**Task description**
The records sit below. Return every line in them that holds the word "Sohbet".

**Available data**
——

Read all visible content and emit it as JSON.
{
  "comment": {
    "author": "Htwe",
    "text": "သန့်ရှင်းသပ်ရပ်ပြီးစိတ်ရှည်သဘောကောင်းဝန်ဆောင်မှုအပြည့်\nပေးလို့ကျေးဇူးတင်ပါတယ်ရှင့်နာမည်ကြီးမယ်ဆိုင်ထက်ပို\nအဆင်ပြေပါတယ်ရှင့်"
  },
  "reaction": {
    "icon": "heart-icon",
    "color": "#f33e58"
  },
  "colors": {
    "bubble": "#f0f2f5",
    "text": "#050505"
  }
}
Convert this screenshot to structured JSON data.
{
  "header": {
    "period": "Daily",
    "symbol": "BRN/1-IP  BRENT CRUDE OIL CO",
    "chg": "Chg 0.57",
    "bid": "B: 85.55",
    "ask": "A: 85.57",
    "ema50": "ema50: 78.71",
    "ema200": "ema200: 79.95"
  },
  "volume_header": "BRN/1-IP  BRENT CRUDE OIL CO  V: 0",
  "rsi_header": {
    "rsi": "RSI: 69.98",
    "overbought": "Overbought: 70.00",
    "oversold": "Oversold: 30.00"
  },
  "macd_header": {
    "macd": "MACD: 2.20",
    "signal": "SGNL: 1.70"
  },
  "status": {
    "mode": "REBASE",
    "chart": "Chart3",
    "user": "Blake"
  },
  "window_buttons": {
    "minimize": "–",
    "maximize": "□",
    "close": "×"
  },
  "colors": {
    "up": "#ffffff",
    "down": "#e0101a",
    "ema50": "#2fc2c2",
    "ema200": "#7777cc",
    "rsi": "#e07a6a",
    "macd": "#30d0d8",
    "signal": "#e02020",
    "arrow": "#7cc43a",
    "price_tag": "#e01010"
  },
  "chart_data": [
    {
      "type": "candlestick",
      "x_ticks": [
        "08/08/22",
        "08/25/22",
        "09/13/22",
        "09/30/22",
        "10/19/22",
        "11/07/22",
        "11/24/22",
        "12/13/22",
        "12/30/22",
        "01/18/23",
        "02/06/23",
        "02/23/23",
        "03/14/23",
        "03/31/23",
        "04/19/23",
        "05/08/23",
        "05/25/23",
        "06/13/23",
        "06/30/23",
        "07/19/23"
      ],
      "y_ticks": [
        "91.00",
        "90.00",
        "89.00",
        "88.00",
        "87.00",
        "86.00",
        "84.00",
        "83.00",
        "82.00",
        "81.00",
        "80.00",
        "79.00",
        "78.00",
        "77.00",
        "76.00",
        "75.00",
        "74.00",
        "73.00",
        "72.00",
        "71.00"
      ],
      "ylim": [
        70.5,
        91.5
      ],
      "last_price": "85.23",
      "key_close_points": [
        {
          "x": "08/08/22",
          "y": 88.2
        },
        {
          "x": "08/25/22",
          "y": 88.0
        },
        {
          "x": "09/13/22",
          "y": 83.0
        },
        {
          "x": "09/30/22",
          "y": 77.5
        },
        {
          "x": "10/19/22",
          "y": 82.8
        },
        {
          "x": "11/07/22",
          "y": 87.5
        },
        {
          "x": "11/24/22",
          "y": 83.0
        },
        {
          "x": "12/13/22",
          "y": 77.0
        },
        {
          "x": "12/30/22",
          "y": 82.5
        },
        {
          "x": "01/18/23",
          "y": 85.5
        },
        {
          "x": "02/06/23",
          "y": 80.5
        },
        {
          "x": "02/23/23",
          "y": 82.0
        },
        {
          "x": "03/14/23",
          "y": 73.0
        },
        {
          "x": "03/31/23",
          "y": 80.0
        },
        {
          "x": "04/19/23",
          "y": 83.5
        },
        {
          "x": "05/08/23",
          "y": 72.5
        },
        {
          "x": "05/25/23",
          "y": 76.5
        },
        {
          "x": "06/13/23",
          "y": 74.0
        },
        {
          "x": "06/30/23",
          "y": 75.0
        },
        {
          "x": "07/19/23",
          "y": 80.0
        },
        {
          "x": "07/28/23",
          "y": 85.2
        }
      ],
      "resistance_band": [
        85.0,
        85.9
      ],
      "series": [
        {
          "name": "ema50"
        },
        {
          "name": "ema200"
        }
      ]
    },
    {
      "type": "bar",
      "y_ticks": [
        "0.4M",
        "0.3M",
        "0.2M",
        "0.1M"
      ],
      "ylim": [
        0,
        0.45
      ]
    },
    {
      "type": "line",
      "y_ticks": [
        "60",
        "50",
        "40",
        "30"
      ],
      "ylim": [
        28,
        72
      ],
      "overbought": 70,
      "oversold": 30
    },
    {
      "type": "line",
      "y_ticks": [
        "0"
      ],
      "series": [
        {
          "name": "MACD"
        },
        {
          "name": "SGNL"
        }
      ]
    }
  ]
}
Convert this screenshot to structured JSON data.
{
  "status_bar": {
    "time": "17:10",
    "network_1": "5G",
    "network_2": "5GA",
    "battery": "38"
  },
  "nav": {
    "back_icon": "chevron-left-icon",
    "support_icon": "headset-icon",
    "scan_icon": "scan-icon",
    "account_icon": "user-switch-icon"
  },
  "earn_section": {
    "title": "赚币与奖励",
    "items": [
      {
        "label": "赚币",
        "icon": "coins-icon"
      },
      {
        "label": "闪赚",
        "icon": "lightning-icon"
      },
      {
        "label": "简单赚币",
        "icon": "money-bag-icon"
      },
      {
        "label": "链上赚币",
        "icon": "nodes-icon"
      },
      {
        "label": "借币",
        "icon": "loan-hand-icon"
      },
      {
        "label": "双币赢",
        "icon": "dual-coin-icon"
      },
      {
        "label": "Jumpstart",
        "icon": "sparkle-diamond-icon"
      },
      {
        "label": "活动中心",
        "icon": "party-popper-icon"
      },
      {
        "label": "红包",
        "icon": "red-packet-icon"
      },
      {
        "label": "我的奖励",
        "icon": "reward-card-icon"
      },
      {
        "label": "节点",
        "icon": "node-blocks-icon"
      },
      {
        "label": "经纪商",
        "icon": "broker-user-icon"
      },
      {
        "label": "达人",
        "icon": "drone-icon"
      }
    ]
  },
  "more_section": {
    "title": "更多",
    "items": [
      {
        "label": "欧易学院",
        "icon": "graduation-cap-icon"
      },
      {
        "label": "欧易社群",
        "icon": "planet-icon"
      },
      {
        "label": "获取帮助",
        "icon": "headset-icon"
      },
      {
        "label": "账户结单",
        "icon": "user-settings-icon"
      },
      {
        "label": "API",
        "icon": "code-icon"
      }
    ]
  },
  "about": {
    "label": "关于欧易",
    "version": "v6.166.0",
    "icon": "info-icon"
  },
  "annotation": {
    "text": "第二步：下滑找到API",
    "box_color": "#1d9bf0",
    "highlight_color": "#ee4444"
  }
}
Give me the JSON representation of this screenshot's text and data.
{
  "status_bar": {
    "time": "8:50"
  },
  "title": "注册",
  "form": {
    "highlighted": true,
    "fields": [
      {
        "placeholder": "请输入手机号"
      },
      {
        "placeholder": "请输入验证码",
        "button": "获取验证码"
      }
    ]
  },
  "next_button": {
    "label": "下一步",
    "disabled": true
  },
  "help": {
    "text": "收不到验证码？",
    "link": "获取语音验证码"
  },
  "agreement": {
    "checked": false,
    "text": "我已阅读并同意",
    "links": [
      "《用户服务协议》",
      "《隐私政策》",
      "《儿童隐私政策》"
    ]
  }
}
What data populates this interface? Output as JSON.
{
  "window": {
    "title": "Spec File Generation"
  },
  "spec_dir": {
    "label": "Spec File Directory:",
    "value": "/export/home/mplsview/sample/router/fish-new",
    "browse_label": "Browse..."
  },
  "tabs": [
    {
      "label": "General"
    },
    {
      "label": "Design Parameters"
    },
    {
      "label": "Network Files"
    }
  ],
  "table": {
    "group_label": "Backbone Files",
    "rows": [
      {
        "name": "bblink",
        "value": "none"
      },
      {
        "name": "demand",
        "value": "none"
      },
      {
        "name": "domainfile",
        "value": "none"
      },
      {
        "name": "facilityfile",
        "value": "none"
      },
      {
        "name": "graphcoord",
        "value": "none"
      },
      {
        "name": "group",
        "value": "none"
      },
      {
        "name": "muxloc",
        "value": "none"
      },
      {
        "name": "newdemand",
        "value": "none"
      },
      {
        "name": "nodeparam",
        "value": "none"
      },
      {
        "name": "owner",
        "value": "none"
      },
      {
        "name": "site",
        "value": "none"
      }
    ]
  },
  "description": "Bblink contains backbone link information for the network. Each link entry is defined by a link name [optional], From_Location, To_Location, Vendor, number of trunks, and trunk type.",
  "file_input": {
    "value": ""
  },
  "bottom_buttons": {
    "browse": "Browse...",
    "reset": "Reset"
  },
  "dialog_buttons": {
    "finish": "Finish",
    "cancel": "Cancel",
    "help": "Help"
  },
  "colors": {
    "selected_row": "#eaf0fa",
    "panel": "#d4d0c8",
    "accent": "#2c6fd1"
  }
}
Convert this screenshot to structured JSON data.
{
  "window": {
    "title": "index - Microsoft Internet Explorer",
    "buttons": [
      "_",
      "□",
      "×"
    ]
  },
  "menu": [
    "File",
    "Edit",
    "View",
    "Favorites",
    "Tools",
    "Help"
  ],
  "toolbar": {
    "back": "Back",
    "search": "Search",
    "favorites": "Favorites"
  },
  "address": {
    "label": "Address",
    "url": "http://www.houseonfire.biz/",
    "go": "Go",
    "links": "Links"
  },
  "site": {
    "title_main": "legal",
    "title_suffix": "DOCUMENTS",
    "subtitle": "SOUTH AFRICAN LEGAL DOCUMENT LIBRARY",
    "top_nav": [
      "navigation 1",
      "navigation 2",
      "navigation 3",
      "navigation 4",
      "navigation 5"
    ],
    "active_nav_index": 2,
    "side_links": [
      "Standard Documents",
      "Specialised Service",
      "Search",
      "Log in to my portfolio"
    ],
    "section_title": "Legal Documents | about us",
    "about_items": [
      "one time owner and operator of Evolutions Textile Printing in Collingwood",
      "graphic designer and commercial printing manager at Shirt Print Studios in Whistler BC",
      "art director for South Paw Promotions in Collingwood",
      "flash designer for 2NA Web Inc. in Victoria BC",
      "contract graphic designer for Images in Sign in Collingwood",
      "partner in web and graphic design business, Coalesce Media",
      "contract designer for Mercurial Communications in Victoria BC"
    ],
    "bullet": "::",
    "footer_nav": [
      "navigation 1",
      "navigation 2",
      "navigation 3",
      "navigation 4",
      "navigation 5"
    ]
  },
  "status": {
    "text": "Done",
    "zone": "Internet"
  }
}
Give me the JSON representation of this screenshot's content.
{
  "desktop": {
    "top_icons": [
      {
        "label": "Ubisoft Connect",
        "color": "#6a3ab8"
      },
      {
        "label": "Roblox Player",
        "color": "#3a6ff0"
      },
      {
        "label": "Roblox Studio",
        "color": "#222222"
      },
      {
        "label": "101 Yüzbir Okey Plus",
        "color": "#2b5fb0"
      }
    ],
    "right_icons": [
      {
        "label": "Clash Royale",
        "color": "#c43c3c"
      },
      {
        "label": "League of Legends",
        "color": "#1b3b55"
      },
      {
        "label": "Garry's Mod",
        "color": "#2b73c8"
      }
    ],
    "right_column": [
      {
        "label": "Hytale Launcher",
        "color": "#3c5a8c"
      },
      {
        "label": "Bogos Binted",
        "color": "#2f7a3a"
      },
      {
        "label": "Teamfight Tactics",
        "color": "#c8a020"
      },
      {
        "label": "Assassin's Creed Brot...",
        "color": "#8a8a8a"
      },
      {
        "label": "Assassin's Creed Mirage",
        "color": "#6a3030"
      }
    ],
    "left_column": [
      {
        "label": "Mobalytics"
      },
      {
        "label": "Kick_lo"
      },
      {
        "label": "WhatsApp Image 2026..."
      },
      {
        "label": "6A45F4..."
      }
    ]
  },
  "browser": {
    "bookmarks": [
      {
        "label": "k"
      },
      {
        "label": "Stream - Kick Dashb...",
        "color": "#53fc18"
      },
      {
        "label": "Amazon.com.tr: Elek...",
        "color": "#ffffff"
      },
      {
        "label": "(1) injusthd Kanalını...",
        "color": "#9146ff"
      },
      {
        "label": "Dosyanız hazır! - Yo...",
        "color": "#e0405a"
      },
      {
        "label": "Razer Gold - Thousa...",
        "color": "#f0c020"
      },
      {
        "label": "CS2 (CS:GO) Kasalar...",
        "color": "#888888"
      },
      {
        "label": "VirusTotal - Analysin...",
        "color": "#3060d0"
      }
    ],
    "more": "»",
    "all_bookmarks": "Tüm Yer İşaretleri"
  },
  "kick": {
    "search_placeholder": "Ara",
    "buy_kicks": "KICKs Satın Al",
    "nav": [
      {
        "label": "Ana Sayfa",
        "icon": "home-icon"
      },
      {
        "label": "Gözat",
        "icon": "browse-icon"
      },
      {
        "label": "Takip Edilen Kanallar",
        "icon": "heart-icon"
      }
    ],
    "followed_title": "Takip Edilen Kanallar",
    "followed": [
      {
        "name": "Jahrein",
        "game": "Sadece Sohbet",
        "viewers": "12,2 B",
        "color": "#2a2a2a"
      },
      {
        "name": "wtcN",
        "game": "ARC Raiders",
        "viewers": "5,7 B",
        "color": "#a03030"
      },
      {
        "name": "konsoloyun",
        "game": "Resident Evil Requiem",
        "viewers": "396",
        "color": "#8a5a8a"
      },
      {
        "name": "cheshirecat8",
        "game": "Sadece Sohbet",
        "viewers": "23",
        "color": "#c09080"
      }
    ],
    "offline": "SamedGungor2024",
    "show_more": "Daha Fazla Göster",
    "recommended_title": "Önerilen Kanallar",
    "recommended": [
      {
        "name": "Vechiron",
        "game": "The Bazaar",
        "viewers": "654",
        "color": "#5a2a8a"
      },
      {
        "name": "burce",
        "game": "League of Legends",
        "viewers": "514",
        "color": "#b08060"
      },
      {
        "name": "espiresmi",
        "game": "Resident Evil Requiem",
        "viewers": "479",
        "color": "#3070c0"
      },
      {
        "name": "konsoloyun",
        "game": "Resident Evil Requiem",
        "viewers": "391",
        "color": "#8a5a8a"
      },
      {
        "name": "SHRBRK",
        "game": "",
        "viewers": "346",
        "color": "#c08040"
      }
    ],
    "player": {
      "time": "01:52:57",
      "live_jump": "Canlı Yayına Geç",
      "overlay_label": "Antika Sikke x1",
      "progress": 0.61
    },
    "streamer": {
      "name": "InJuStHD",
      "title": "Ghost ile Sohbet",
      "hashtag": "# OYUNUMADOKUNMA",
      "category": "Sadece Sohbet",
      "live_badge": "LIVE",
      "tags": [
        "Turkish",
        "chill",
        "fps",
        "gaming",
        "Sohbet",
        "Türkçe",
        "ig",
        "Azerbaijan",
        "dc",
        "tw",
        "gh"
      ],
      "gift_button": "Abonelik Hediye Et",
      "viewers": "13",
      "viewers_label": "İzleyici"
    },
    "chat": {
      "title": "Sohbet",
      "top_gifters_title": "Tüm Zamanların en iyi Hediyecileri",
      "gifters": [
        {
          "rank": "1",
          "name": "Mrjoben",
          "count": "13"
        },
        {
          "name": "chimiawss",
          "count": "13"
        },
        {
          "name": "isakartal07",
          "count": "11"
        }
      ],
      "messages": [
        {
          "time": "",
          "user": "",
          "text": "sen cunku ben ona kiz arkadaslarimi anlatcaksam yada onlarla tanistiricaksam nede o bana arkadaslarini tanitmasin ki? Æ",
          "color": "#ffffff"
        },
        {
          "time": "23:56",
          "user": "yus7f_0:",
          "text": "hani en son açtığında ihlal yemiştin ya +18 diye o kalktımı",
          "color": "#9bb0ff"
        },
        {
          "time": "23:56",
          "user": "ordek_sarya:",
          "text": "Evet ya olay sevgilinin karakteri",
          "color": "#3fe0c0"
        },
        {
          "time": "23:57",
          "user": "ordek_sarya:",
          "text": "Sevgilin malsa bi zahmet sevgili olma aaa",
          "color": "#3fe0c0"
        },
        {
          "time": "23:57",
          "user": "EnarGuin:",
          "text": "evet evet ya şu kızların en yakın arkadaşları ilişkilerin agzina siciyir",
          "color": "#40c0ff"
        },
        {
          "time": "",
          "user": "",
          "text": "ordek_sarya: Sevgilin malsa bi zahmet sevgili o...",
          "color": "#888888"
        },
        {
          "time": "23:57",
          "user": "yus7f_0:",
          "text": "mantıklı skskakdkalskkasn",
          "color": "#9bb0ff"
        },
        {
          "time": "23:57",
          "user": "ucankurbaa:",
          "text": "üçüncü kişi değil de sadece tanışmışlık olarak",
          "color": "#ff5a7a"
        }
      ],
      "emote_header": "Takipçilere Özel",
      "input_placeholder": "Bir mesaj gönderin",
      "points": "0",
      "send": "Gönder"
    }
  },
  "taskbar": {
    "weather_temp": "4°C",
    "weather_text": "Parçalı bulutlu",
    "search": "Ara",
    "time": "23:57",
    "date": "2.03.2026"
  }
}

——

**Exercise result**
        "game": "Sadece Sohbet",
        "game": "Sadece Sohbet",
      "title": "Ghost ile Sohbet",
      "category": "Sadece Sohbet",
        "Sohbet",
      "title": "Sohbet",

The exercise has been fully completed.